- 1 What is the difference between Section 8 and Section 42?
- 2 What is the difference between Section 8 and project based Section 8?
- 3 What is the most Section 8 will pay?
- 4 What is the difference between HUD and Section 8 housing?
- 5 What is a section 42 notice?
- 6 Why is it called Section 8?
- 7 What is the project based voucher?
- 8 How do I get a project based voucher?
- 9 Can you buy a house with Section 8 voucher?
- 10 How do you calculate 30% of rent?
- 11 What do you need to know about Section 8?
- 12 What’s the difference between Section 8 and public housing?
- 13 Where do you apply for Section 8 housing?
- 14 What are the income requirements for HUD Section 8 housing?
What is the difference between Section 8 and Section 42?
Section 8 is generally the name for HUD-subsidized housing programs.

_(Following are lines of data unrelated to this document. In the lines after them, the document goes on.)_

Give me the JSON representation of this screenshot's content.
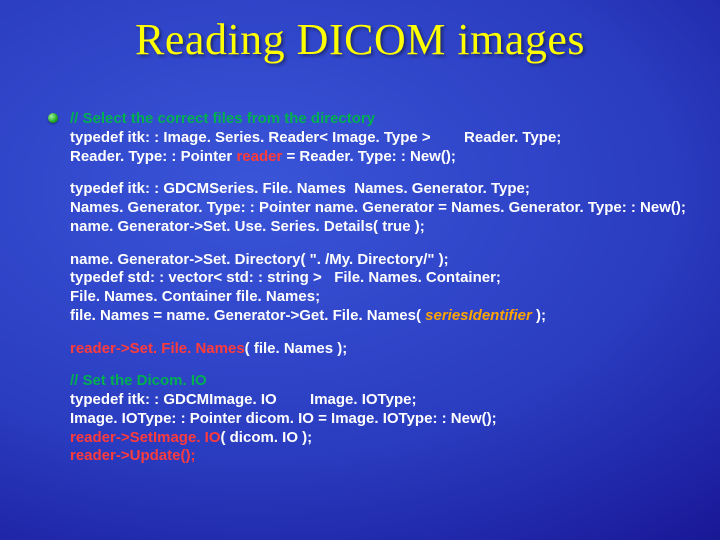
{
  "title": "Reading DICOM images",
  "lines": {
    "c1": "// Select the correct files from the directory",
    "l2a": "typedef itk: : Image. Series. Reader< Image. Type >",
    "l2b": "Reader. Type;",
    "l3a": "Reader. Type: : Pointer ",
    "l3b": "reader",
    "l3c": " = Reader. Type: : New();",
    "l4": "typedef itk: : GDCMSeries. File. Names  Names. Generator. Type;",
    "l5": "Names. Generator. Type: : Pointer name. Generator = Names. Generator. Type: : New();",
    "l6": "name. Generator->Set. Use. Series. Details( true );",
    "l7": "name. Generator->Set. Directory( \". /My. Directory/\" );",
    "l8": "typedef std: : vector< std: : string >   File. Names. Container;",
    "l9": "File. Names. Container file. Names;",
    "l10a": "file. Names = name. Generator->Get. File. Names( ",
    "l10b": "seriesIdentifier",
    "l10c": " );",
    "l11a": "reader->Set. File. Names",
    "l11b": "( file. Names );",
    "c2": "// Set the Dicom. IO",
    "l12": "typedef itk: : GDCMImage. IO        Image. IOType;",
    "l13": "Image. IOType: : Pointer dicom. IO = Image. IOType: : New();",
    "l14a": "reader->SetImage. IO",
    "l14b": "( dicom. IO );",
    "l15": "reader->Update();"
  }
}
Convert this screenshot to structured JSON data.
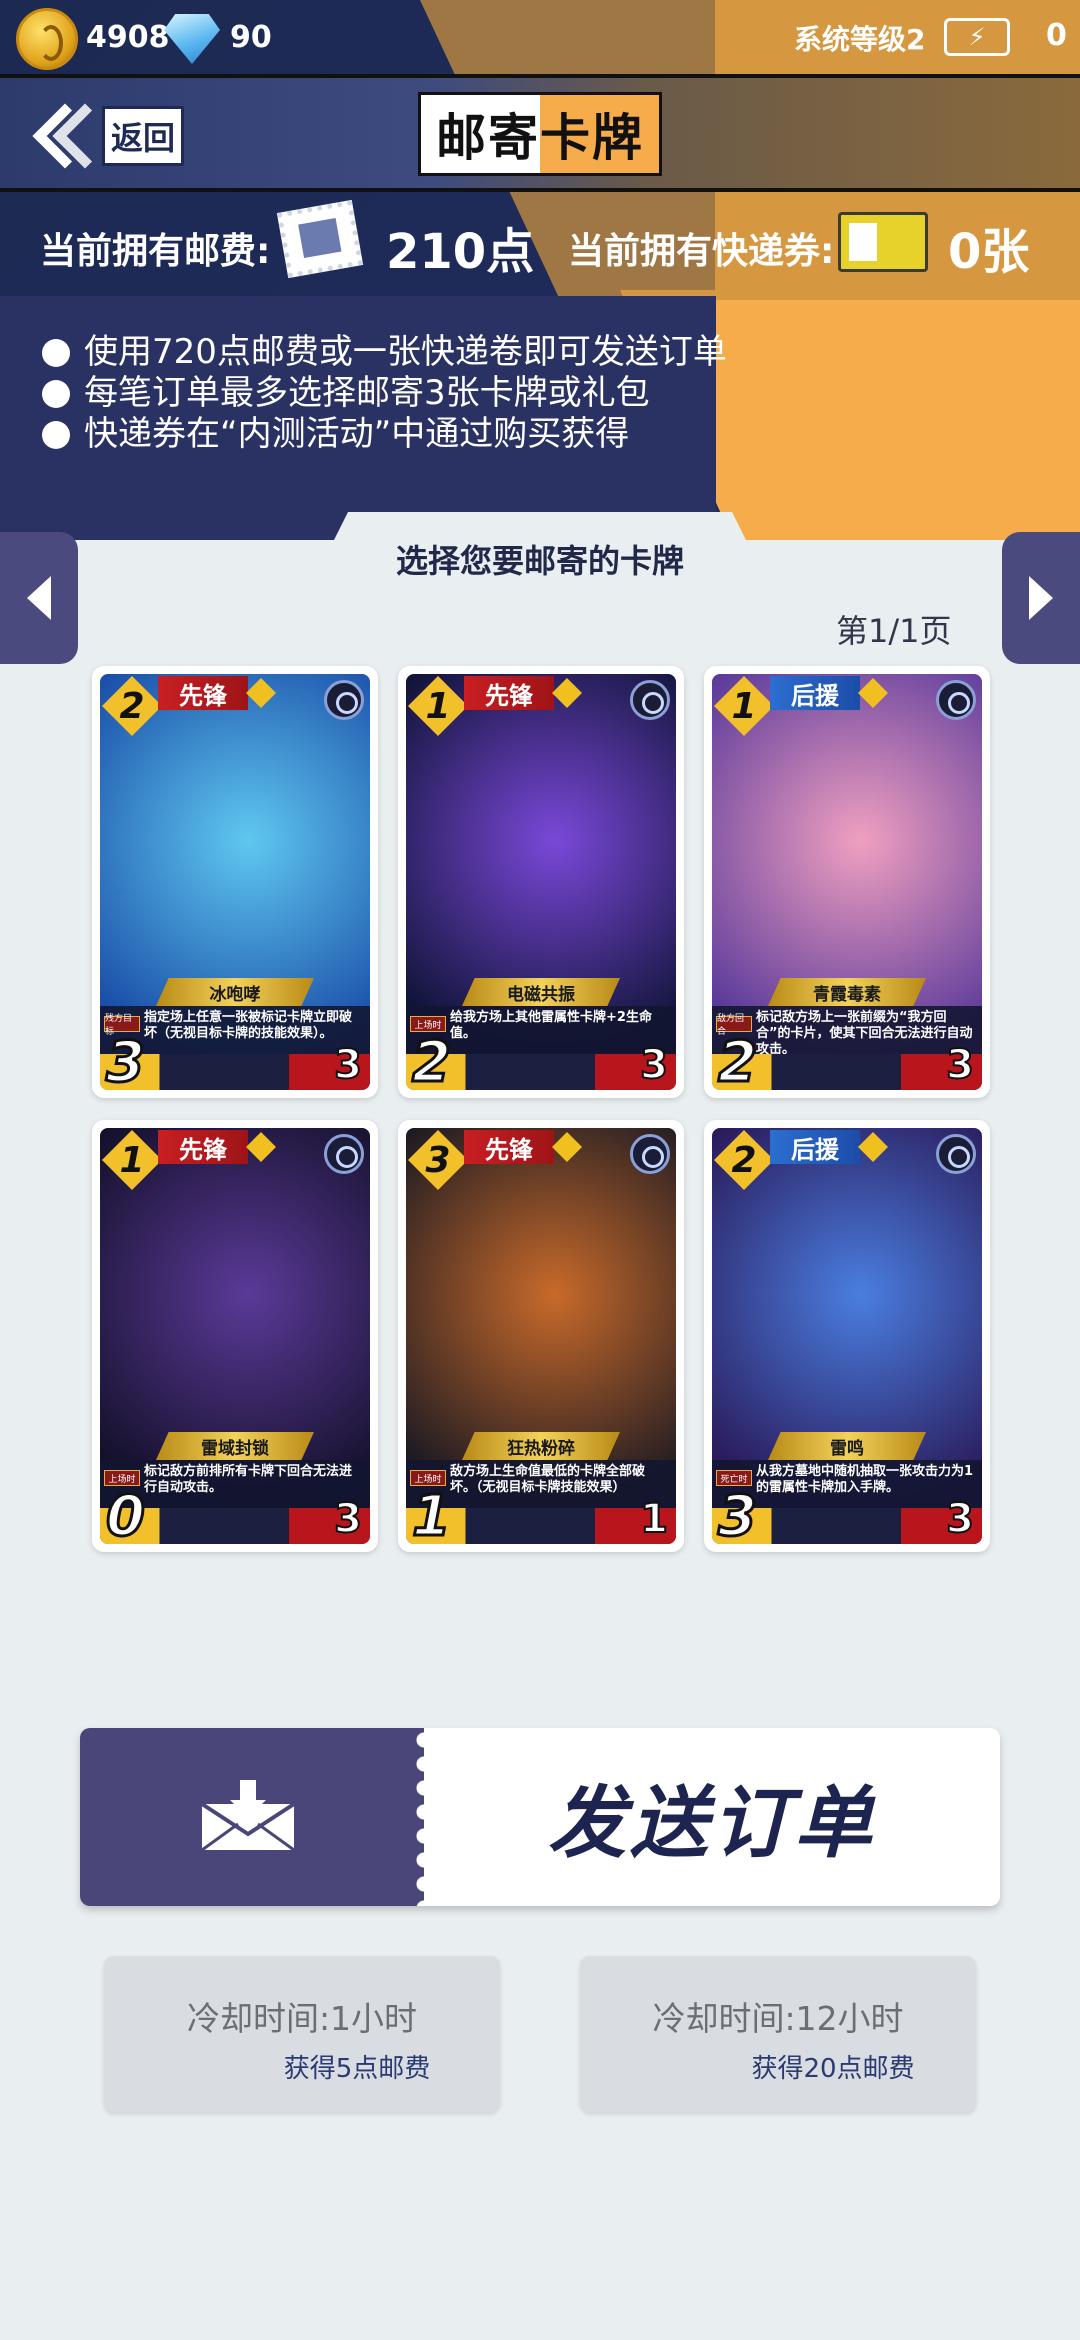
{
  "status_bar": {
    "coins": "4908",
    "gems": "90",
    "system_level": "系统等级2",
    "energy": "0",
    "icons": [
      "coin-icon",
      "gem-icon",
      "energy-icon"
    ]
  },
  "header": {
    "back_label": "返回",
    "title": "邮寄卡牌"
  },
  "currency": {
    "postage_label": "当前拥有邮费:",
    "postage_value": "210点",
    "ticket_label": "当前拥有快递券:",
    "ticket_value": "0张"
  },
  "rules": [
    "使用720点邮费或一张快递卷即可发送订单",
    "每笔订单最多选择邮寄3张卡牌或礼包",
    "快递券在“内测活动”中通过购买获得"
  ],
  "selection": {
    "title": "选择您要邮寄的卡牌",
    "page_indicator": "第1/1页"
  },
  "cards": [
    {
      "cost": "2",
      "type": "先锋",
      "name": "冰咆哮",
      "keyword": "残方目标",
      "desc": "指定场上任意一张被标记卡牌立即破坏（无视目标卡牌的技能效果）。",
      "attack": "3",
      "hp": "3",
      "art_a": "#5fc8f0",
      "art_b": "#1a4ea8",
      "support": false
    },
    {
      "cost": "1",
      "type": "先锋",
      "name": "电磁共振",
      "keyword": "上场时",
      "desc": "给我方场上其他雷属性卡牌+2生命值。",
      "attack": "2",
      "hp": "3",
      "art_a": "#7a48d8",
      "art_b": "#101438",
      "support": false
    },
    {
      "cost": "1",
      "type": "后援",
      "name": "青霞毒素",
      "keyword": "敌方回合",
      "desc": "标记敌方场上一张前缀为“我方回合”的卡片，使其下回合无法进行自动攻击。",
      "attack": "2",
      "hp": "3",
      "art_a": "#f0a0c0",
      "art_b": "#5a3a9a",
      "support": true
    },
    {
      "cost": "1",
      "type": "先锋",
      "name": "雷域封锁",
      "keyword": "上场时",
      "desc": "标记敌方前排所有卡牌下回合无法进行自动攻击。",
      "attack": "0",
      "hp": "3",
      "art_a": "#5a3a98",
      "art_b": "#14102a",
      "support": false
    },
    {
      "cost": "3",
      "type": "先锋",
      "name": "狂热粉碎",
      "keyword": "上场时",
      "desc": "敌方场上生命值最低的卡牌全部破坏。（无视目标卡牌技能效果）",
      "attack": "1",
      "hp": "1",
      "art_a": "#c86a2a",
      "art_b": "#1c1a22",
      "support": false
    },
    {
      "cost": "2",
      "type": "后援",
      "name": "雷鸣",
      "keyword": "死亡时",
      "desc": "从我方墓地中随机抽取一张攻击力为1的雷属性卡牌加入手牌。",
      "attack": "3",
      "hp": "3",
      "art_a": "#4a7ee0",
      "art_b": "#2a1a5a",
      "support": true
    }
  ],
  "send_order": {
    "label": "发送订单",
    "icon": "mail-download-icon"
  },
  "cooldowns": [
    {
      "time": "冷却时间:1小时",
      "reward": "获得5点邮费"
    },
    {
      "time": "冷却时间:12小时",
      "reward": "获得20点邮费"
    }
  ],
  "colors": {
    "navy": "#1e2b5a",
    "orange": "#f6ac4a",
    "purple_button": "#4a4679",
    "background": "#e9eef0"
  }
}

These differences are paid to the landlord through a Housing Assistance Payment (HAP). Section 42 is another name for the Low Income Housing Tax Credit program (LIHTC).
What is the difference between Section 8 and project based Section 8?
What Is the Difference between Section 8 Project-Based Rental Assistance and “Project-Based Vouchers”? While Section 8 PBRA is the largest project-based rental assistance program, a number of smaller programs also provide project-based rental assistance under similar rules.
What is the most Section 8 will pay?
Under the Section 8 Housing Choice Voucher program, most tenants will pay 30% of their monthly income. The Public Housing Authority that issued and approved the voucher will pay the landlord the remainder of the rent and utility costs.
What is the difference between HUD and Section 8 housing?
HUD housing is owned by the federal government. Most HUD housing consists of apartments, although there are some duplexes, townhouses and single-family houses available. Section 8 allows participants to rent private residences, including apartments, condominiums, townhouses, trailers, duplexes and single-family houses.
What is a section 42 notice?
The Section 42 Notice, also known as the Initial Notice, is the most crucial part of the lease extension procedure. When you are ready with a valuation figure, your Solicitor will serve the Notice on the Freeholder and anyone else with an interest in the property, such as intermediate leaseholder or management company.
Why is it called Section 8?
The Section 8 program is named for Section 8 of the United States Housing Act of 1937. The original program, established by the Housing and Community Development Act of 1974 (P.L. 93-383), consisted of three parts: new construction, substantial rehabilitation, and existing housing certificates.
What is the project based voucher?
Project-based vouchers are attached to a specific unit whose landlord contracts with a housing agency to rent the unit to low-income families. Unlike old-style project-based rental assistance, PBVs do not require families to live in a particular location in order to receive help paying the rent.
How do I get a project based voucher?
Apply for housing assistance, including the project-based voucher program, at local public housing authorities. It’s good to apply to more than one PHA, because not all PHAs have project-based housing and most of them have waiting lists. If you’re put on a waiting list, you may not get any benefits for a long time.
Can you buy a house with Section 8 voucher?
The type of home a family may purchase utilizing Section 8 Voucher assistance includes single-family, co-operative, condominium or manufactured homes. The home that the family chooses to purchase must pass a housing quality (HQS) inspection before voucher assistance can be authorized.
How do you calculate 30% of rent?
To calculate, simply divide your annual gross income by 40. Another rule of thumb is the 30% rule, meaning that you can put 30% of your annual gross income in rent. If you make $90,000 a year, you can spend $27,000 on rent, and so your monthly rent should be $2,250.
What do you need to know about Section 8?
Income Level Requirement. Section 8 is a program designed to help lower-income individuals afford housing. Therefore, to qualify for a housing choice voucher, a family’s yearly income must be below a certain amount. Each year, HUD sets income limits.
What’s the difference between Section 8 and public housing?
Section 8 isn’t to be confused with public housing. Section 8 involves private housing, while public housing is comprised of entire developments of government-sponsored dwellings. While Section 8 determines rent for a tenant based on their income (30 percent), a public housing development bases rent on an income percentage formula developed by HUD.
Where do you apply for Section 8 housing?
More than 2 million low-income families participate in Section 8. Most of the families earn less than $20,000 a year and 75 percent of the vouchers are granted to those who earn 30 percent of the median income in the rental area. For Section 8 rentals, applications are generally done on site at their local public housing or HUD office.
What are the income requirements for HUD Section 8 housing?
Income Eligibility Thresholds. To be eligible for HUD housing, tenants must have income that is below 80 percent of the average income in the local housing authority’s jurisdiction. People in the Section 8 program can earn up to 50 percent of the average income in the housing authority’s jurisdiction.